● WORK TO BE COMPLETED:
Scan the entries below and return each line that contains "bits".

Component data from apps and pages:

►

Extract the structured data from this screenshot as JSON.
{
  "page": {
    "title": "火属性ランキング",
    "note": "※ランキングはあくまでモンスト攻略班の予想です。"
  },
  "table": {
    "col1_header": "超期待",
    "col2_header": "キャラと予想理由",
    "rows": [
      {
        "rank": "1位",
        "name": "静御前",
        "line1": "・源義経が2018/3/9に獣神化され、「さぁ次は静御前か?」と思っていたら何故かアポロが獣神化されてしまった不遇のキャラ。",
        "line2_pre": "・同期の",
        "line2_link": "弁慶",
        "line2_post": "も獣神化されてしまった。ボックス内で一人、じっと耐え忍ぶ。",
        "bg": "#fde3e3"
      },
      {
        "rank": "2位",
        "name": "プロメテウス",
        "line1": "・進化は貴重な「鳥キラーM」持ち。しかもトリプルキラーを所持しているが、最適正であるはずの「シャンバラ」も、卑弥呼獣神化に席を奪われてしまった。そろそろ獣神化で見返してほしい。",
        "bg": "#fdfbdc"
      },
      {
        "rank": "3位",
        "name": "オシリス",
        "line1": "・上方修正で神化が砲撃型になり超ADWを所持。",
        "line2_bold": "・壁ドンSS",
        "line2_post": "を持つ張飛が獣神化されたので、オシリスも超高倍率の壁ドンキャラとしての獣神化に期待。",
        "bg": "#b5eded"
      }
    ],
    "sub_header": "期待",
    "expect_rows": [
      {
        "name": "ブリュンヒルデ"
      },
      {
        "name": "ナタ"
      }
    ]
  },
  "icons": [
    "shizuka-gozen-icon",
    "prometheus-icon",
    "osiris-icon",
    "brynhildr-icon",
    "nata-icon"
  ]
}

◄
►

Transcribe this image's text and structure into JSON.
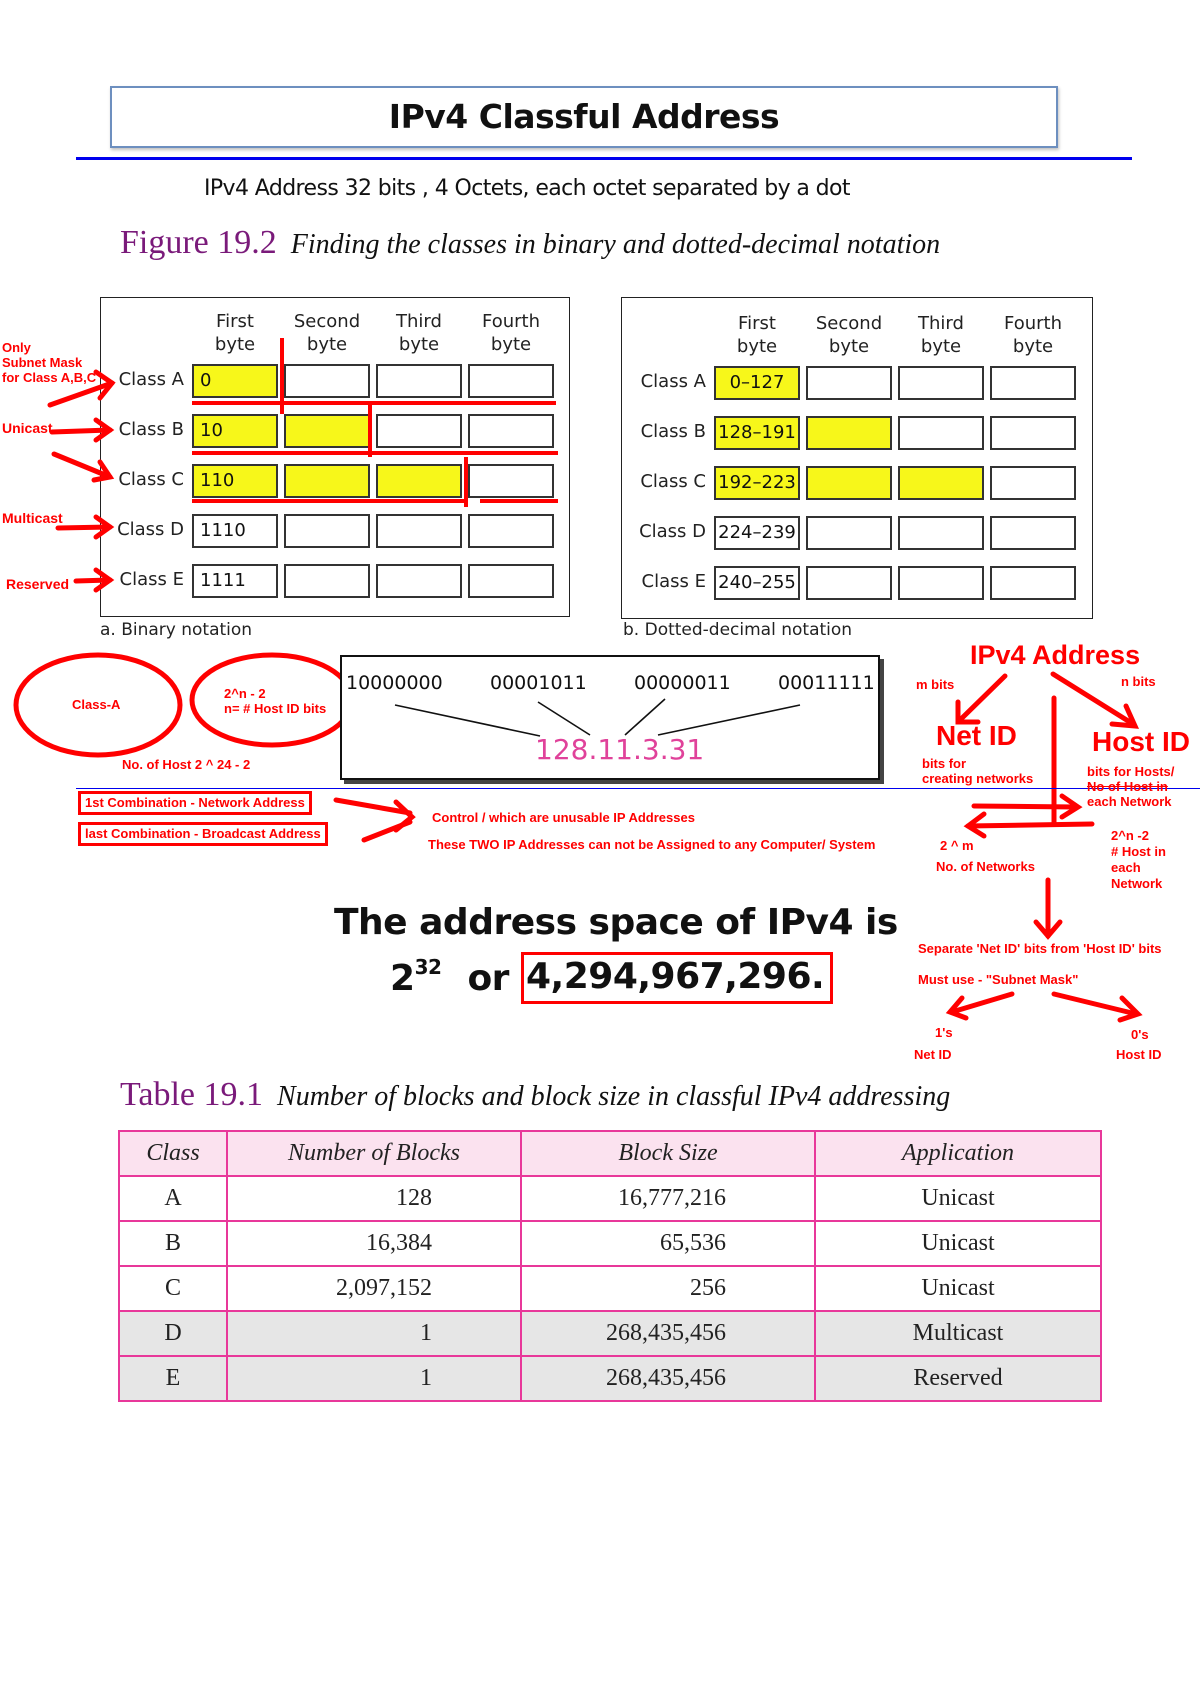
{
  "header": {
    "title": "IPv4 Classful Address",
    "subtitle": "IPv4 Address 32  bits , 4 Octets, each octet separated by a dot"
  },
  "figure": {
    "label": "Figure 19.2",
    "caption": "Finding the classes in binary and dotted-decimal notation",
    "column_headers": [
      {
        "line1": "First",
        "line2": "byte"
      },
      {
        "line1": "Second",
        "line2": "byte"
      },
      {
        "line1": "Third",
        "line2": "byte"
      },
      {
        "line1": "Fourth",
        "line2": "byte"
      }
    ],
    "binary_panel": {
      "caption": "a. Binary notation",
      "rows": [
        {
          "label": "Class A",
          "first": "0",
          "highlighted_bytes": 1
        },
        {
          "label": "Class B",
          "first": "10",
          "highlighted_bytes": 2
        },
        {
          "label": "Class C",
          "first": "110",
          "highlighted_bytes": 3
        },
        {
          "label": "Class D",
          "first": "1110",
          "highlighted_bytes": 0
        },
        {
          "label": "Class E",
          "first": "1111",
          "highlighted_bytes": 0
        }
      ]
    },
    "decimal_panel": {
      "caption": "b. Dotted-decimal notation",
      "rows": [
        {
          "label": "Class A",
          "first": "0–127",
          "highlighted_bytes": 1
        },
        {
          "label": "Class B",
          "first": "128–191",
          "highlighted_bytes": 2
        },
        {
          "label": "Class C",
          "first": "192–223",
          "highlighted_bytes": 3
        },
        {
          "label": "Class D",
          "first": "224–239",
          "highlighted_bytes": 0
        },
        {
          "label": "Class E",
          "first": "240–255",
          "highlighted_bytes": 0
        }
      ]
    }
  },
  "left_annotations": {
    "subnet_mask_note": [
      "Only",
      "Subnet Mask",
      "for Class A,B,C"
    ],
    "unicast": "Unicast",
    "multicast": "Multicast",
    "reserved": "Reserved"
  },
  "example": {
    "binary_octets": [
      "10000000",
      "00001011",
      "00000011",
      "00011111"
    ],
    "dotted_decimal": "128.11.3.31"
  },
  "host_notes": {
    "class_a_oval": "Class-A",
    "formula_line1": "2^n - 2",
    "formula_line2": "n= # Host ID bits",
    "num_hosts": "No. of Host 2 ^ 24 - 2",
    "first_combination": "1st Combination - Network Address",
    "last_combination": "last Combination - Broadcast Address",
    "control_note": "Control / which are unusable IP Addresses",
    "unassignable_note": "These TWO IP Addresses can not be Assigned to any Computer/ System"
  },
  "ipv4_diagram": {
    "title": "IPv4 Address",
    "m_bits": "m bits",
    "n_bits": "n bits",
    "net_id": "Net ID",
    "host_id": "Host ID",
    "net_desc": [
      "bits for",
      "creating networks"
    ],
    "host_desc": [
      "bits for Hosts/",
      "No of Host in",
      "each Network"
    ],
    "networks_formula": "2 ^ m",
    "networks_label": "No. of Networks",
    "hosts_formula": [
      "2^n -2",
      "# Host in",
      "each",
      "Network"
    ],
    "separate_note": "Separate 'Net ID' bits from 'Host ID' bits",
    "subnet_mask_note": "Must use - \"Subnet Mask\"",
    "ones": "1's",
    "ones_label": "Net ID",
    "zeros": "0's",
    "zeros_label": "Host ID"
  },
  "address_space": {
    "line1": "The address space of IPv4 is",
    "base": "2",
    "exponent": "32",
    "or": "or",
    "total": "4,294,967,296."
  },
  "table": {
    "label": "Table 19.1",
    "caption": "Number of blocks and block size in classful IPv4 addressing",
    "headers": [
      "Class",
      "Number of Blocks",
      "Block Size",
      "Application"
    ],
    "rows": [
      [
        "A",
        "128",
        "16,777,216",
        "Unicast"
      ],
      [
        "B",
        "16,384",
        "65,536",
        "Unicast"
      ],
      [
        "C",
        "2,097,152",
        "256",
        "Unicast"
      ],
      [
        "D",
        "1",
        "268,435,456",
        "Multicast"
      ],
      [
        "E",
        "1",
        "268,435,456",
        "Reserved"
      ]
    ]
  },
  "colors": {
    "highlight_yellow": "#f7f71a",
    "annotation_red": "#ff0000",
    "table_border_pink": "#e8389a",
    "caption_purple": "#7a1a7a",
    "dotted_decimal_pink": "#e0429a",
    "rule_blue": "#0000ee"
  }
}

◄
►

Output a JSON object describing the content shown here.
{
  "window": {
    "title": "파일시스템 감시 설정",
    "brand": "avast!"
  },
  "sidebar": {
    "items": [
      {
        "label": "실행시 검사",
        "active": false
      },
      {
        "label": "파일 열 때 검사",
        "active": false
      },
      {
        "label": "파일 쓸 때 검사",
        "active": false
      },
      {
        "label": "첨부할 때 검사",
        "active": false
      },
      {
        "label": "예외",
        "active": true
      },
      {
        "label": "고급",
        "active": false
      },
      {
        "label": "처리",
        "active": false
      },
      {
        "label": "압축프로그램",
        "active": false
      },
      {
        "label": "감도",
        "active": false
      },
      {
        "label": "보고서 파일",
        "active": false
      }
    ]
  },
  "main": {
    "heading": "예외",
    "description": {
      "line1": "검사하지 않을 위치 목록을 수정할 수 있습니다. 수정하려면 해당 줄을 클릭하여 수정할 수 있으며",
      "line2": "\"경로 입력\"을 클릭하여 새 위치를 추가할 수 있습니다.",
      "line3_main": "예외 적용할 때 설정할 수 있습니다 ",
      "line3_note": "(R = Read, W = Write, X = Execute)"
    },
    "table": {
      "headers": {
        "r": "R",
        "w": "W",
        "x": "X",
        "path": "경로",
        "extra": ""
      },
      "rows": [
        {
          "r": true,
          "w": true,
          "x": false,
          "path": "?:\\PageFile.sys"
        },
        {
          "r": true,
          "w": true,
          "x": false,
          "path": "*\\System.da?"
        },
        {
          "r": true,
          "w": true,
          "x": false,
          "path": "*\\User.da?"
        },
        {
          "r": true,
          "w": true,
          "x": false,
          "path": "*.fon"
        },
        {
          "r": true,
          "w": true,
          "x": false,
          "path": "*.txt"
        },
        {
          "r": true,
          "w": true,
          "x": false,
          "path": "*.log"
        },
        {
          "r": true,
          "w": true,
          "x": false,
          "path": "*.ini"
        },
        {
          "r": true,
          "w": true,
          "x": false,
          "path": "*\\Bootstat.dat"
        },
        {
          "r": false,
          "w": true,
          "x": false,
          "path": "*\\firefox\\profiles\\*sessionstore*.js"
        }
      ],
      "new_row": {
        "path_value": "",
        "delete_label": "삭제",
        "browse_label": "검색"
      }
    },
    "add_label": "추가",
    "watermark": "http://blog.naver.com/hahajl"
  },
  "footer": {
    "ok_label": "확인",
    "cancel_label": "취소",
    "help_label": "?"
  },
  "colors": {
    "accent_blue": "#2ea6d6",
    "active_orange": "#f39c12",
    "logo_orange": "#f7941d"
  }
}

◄

● COMPLETED EXERCISE:
    "subtitle": "IPv4 Address 32  bits , 4 Octets, each octet separated by a dot"
    "formula_line2": "n= # Host ID bits",
    "m_bits": "m bits",
    "n_bits": "n bits",
      "bits for",
      "bits for Hosts/",
    "separate_note": "Separate 'Net ID' bits from 'Host ID' bits",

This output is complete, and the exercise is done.